MSU receives funds from the European Commission’s Horizon 2020 Framework Programme to conduct eMOTIONAL Cities research
SPDC faculty leads effort on a project to improve health and well-being through the design of urban spaces, with a team of four MSU faculty representing the U.S. component of an international consortium
Funded by the European Commission’s Horizon 2020 Framework Programme, eMOTIONAL Cities is a project that is designed to fully characterize the intensity and complexity of emotional responses to various characteristics of urban spaces.
The international consortium is led by the University of Lisbon and includes 12 partners working on the four-year, €5 million (Euro) project.
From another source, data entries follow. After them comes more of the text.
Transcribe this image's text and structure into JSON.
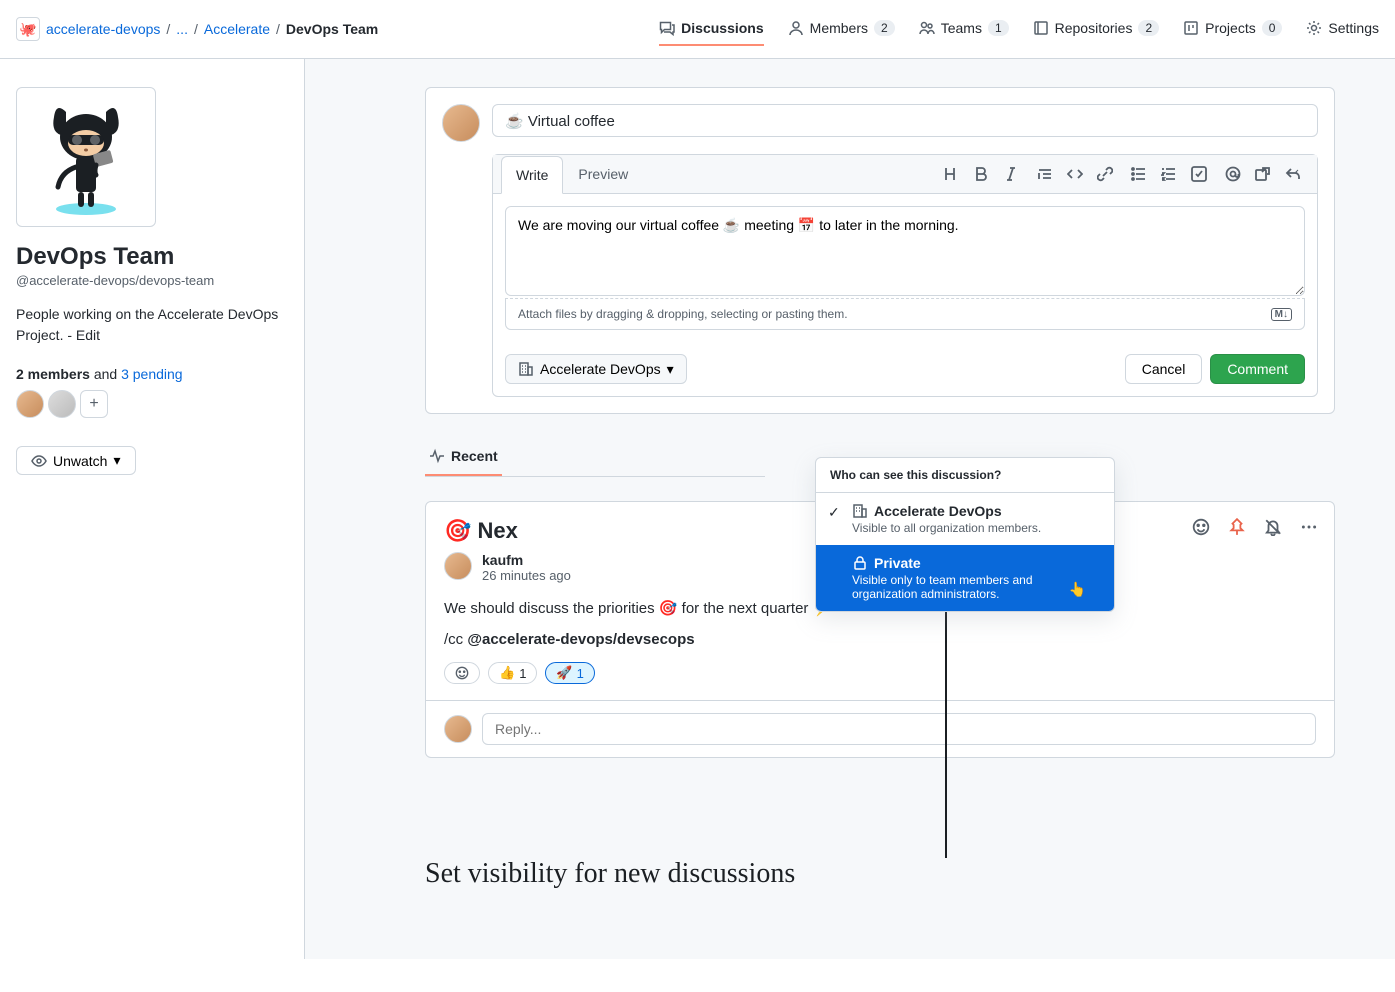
{
  "breadcrumb": {
    "org": "accelerate-devops",
    "ellipsis": "...",
    "team_parent": "Accelerate",
    "team": "DevOps Team"
  },
  "nav": {
    "discussions": "Discussions",
    "members": "Members",
    "members_count": "2",
    "teams": "Teams",
    "teams_count": "1",
    "repos": "Repositories",
    "repos_count": "2",
    "projects": "Projects",
    "projects_count": "0",
    "settings": "Settings"
  },
  "sidebar": {
    "title": "DevOps Team",
    "slug": "@accelerate-devops/devops-team",
    "description": "People working on the Accelerate DevOps Project. - Edit",
    "members_label": "2 members",
    "and": " and ",
    "pending": "3 pending",
    "unwatch": "Unwatch"
  },
  "compose": {
    "title_value": "☕ Virtual coffee",
    "tab_write": "Write",
    "tab_preview": "Preview",
    "body": "We are moving our virtual coffee ☕ meeting 📅 to later in the morning.",
    "attach_hint": "Attach files by dragging & dropping, selecting or pasting them.",
    "md_badge": "M↓",
    "visibility_label": "Accelerate DevOps",
    "cancel": "Cancel",
    "comment": "Comment"
  },
  "visibility_menu": {
    "header": "Who can see this discussion?",
    "opt1_title": "Accelerate DevOps",
    "opt1_desc": "Visible to all organization members.",
    "opt2_title": "Private",
    "opt2_desc": "Visible only to team members and organization administrators."
  },
  "subnav": {
    "recent": "Recent"
  },
  "post": {
    "title": "🎯 Nex",
    "author": "kaufm",
    "time": "26 minutes ago",
    "body": "We should discuss the priorities 🎯 for the next quarter ⚡",
    "cc_prefix": "/cc ",
    "cc_handle": "@accelerate-devops/devsecops",
    "react_thumb": "👍",
    "react_thumb_n": "1",
    "react_rocket": "🚀",
    "react_rocket_n": "1",
    "reply_placeholder": "Reply..."
  },
  "caption": "Set visibility for new discussions"
}
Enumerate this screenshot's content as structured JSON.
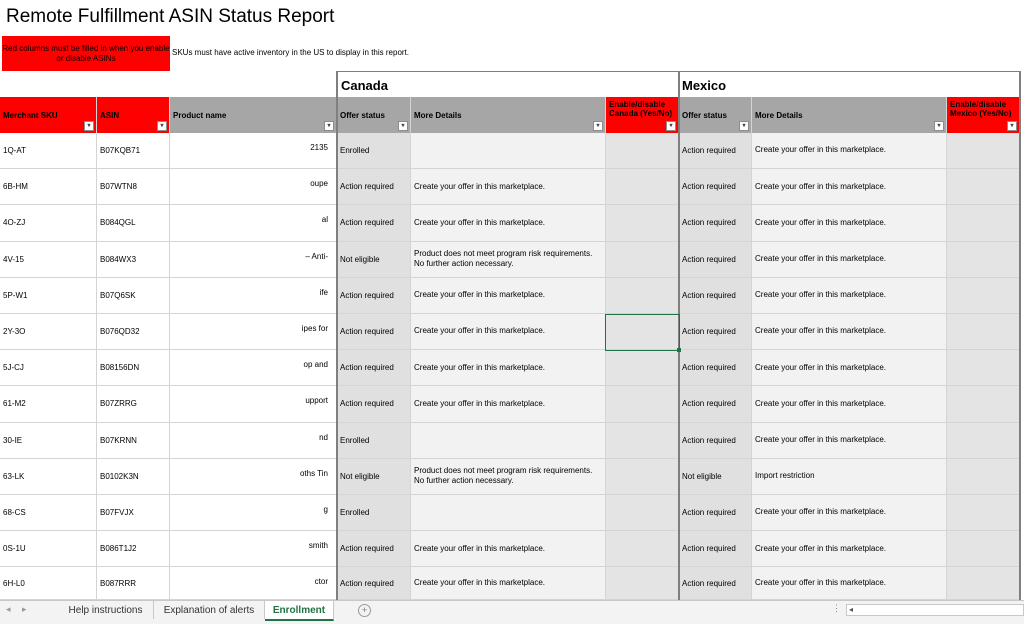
{
  "report": {
    "title": "Remote Fulfillment ASIN Status Report",
    "red_note": "Red columns must be filled in when you enable or disable ASINs",
    "note": "SKUs must have active inventory in the US to display in this report."
  },
  "sections": {
    "canada": "Canada",
    "mexico": "Mexico"
  },
  "headers": {
    "merchant_sku": "Merchant SKU",
    "asin": "ASIN",
    "product_name": "Product name",
    "ca_offer_status": "Offer status",
    "ca_more_details": "More Details",
    "ca_enable": "Enable/disable Canada (Yes/No)",
    "mx_offer_status": "Offer status",
    "mx_more_details": "More Details",
    "mx_enable": "Enable/disable Mexico (Yes/No)"
  },
  "dropdown_glyph": "▾",
  "rows": [
    {
      "sku": "1Q-AT",
      "asin": "B07KQB71",
      "name": "2135",
      "ca_status": "Enrolled",
      "ca_details": "",
      "mx_status": "Action required",
      "mx_details": "Create your offer in this marketplace."
    },
    {
      "sku": "6B-HM",
      "asin": "B07WTN8",
      "name": "oupe",
      "ca_status": "Action required",
      "ca_details": "Create your offer in this marketplace.",
      "mx_status": "Action required",
      "mx_details": "Create your offer in this marketplace."
    },
    {
      "sku": "4O-ZJ",
      "asin": "B084QGL",
      "name": "al",
      "ca_status": "Action required",
      "ca_details": "Create your offer in this marketplace.",
      "mx_status": "Action required",
      "mx_details": "Create your offer in this marketplace."
    },
    {
      "sku": "4V-15",
      "asin": "B084WX3",
      "name": "– Anti-",
      "ca_status": "Not eligible",
      "ca_details": "Product does not meet program risk requirements. No further action necessary.",
      "mx_status": "Action required",
      "mx_details": "Create your offer in this marketplace."
    },
    {
      "sku": "5P-W1",
      "asin": "B07Q6SK",
      "name": "ife",
      "ca_status": "Action required",
      "ca_details": "Create your offer in this marketplace.",
      "mx_status": "Action required",
      "mx_details": "Create your offer in this marketplace."
    },
    {
      "sku": "2Y-3O",
      "asin": "B076QD32",
      "name": "ipes for",
      "ca_status": "Action required",
      "ca_details": "Create your offer in this marketplace.",
      "mx_status": "Action required",
      "mx_details": "Create your offer in this marketplace."
    },
    {
      "sku": "5J-CJ",
      "asin": "B08156DN",
      "name": "op and",
      "ca_status": "Action required",
      "ca_details": "Create your offer in this marketplace.",
      "mx_status": "Action required",
      "mx_details": "Create your offer in this marketplace."
    },
    {
      "sku": "61-M2",
      "asin": "B07ZRRG",
      "name": "upport",
      "ca_status": "Action required",
      "ca_details": "Create your offer in this marketplace.",
      "mx_status": "Action required",
      "mx_details": "Create your offer in this marketplace."
    },
    {
      "sku": "30-IE",
      "asin": "B07KRNN",
      "name": "nd",
      "ca_status": "Enrolled",
      "ca_details": "",
      "mx_status": "Action required",
      "mx_details": "Create your offer in this marketplace."
    },
    {
      "sku": "63-LK",
      "asin": "B0102K3N",
      "name": "oths Tin",
      "ca_status": "Not eligible",
      "ca_details": "Product does not meet program risk requirements. No further action necessary.",
      "mx_status": "Not eligible",
      "mx_details": "Import restriction"
    },
    {
      "sku": "68-CS",
      "asin": "B07FVJX",
      "name": "g",
      "ca_status": "Enrolled",
      "ca_details": "",
      "mx_status": "Action required",
      "mx_details": "Create your offer in this marketplace."
    },
    {
      "sku": "0S-1U",
      "asin": "B086T1J2",
      "name": "smith",
      "ca_status": "Action required",
      "ca_details": "Create your offer in this marketplace.",
      "mx_status": "Action required",
      "mx_details": "Create your offer in this marketplace."
    },
    {
      "sku": "6H-L0",
      "asin": "B087RRR",
      "name": "ctor",
      "ca_status": "Action required",
      "ca_details": "Create your offer in this marketplace.",
      "mx_status": "Action required",
      "mx_details": "Create your offer in this marketplace."
    }
  ],
  "tabs": [
    {
      "label": "Help instructions",
      "active": false
    },
    {
      "label": "Explanation of alerts",
      "active": false
    },
    {
      "label": "Enrollment",
      "active": true
    }
  ],
  "tabbar": {
    "prev": "◂",
    "next": "▸",
    "add": "+",
    "dots": "⋮",
    "scroll_left": "◂"
  }
}
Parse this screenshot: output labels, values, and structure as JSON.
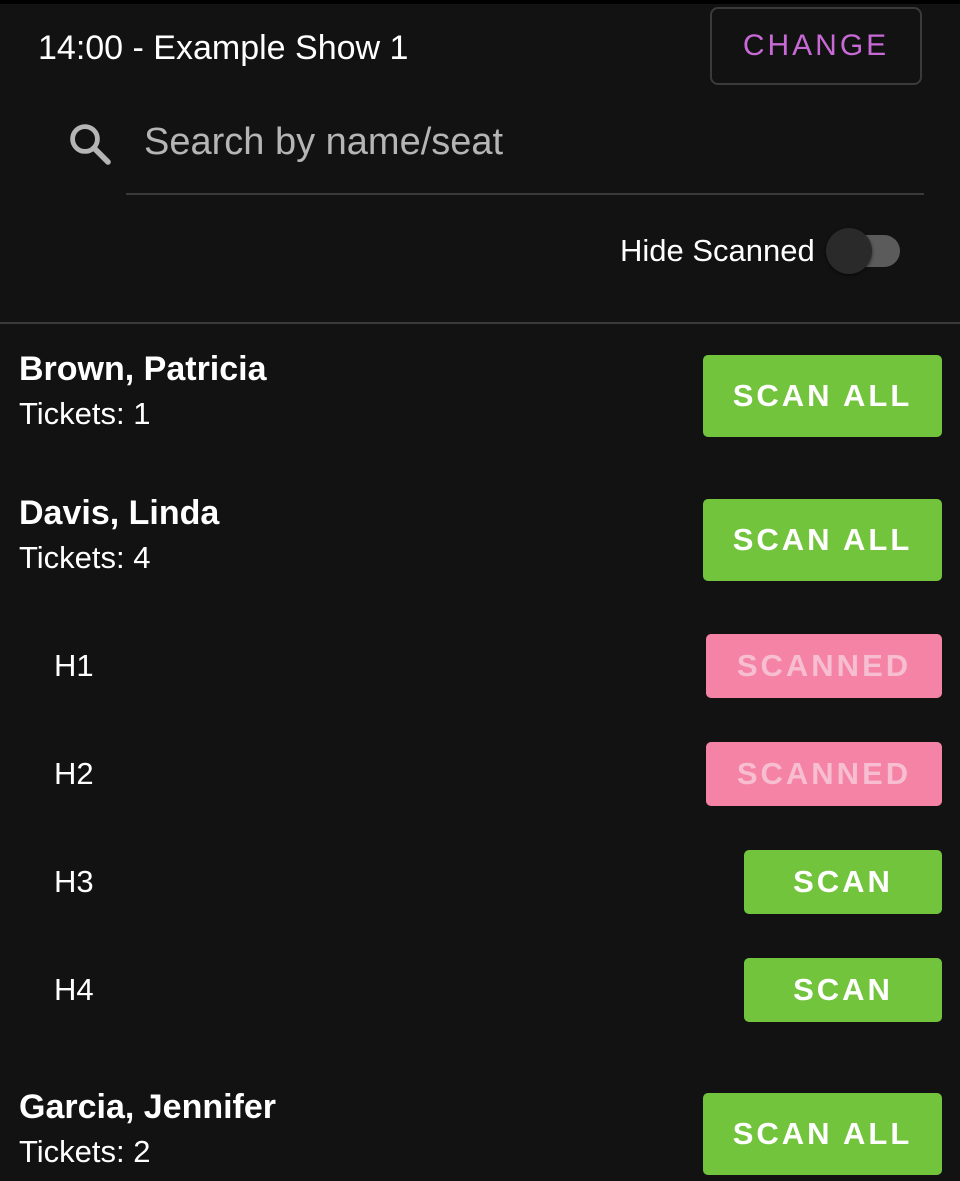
{
  "header": {
    "show_title": "14:00 - Example Show 1",
    "change_label": "CHANGE"
  },
  "search": {
    "placeholder": "Search by name/seat",
    "value": ""
  },
  "filter": {
    "hide_scanned_label": "Hide Scanned",
    "hide_scanned_on": false
  },
  "colors": {
    "background": "#121212",
    "scan_green": "#72c43c",
    "scanned_pink": "#f483a5",
    "change_purple": "#c86ad6"
  },
  "guests": [
    {
      "name": "Brown, Patricia",
      "tickets_label": "Tickets: 1",
      "action_label": "SCAN ALL",
      "seats": []
    },
    {
      "name": "Davis, Linda",
      "tickets_label": "Tickets: 4",
      "action_label": "SCAN ALL",
      "seats": [
        {
          "seat": "H1",
          "status_label": "SCANNED"
        },
        {
          "seat": "H2",
          "status_label": "SCANNED"
        },
        {
          "seat": "H3",
          "status_label": "SCAN"
        },
        {
          "seat": "H4",
          "status_label": "SCAN"
        }
      ]
    },
    {
      "name": "Garcia, Jennifer",
      "tickets_label": "Tickets: 2",
      "action_label": "SCAN ALL",
      "seats": []
    }
  ]
}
Knowing that cities and urban spaces generate emotions through neurological processes, the eMOTIONAL Cities research focuses on the signals triggered in our neurological architecture, which are responsible for emotions and decisions, while humans interact with the urban environment. This research will shed light on how to design spaces that trigger positive emotional responses.
Assistant Professor Zeenat Kotval-Karamchandani is leading the MSU team. She, along with Professor Zenia Kotval, both faculty of the Urban and Regional Planning program within the School of Planning, Design & Construction, will research the urban spatial components and their effects on health. Assistant Professor Dar Meshi from the Department of Advertising and Public Relations, and Associate Professor Tyson Burghardt, M.D. from the Department of Neurology and Ophthalmology, will focus on the neurology experiments and emotional responses generated from being in different urban spaces.
The project will include spatial analyses, neurological experiments and pilot/case studies in Europe and the U.S. to test the various responses people have in different urban spaces. Outdoor experiments will ask adult volunteers to move about the urban environment as they would on an ordinary working day, while carrying a smart phone with specific apps/wearing sensors to collect data on their travel and activity patterns, as well as their stated perceptions of the context-specific built and travel environment.
“It is exciting to be part of this stellar international consortium to evaluate the connections between the urban environment and our minds and bodies,” said Professor Kotval-Karamchandani.
“The eMOTIONAL Cities project will result in evidence-based policy recommendations to modify the design and structure of our urban spaces to improve health and well-being.”
For more information about this study, please contact Zeenat Kotval-Karamchandani at firstname.lastname@example.org.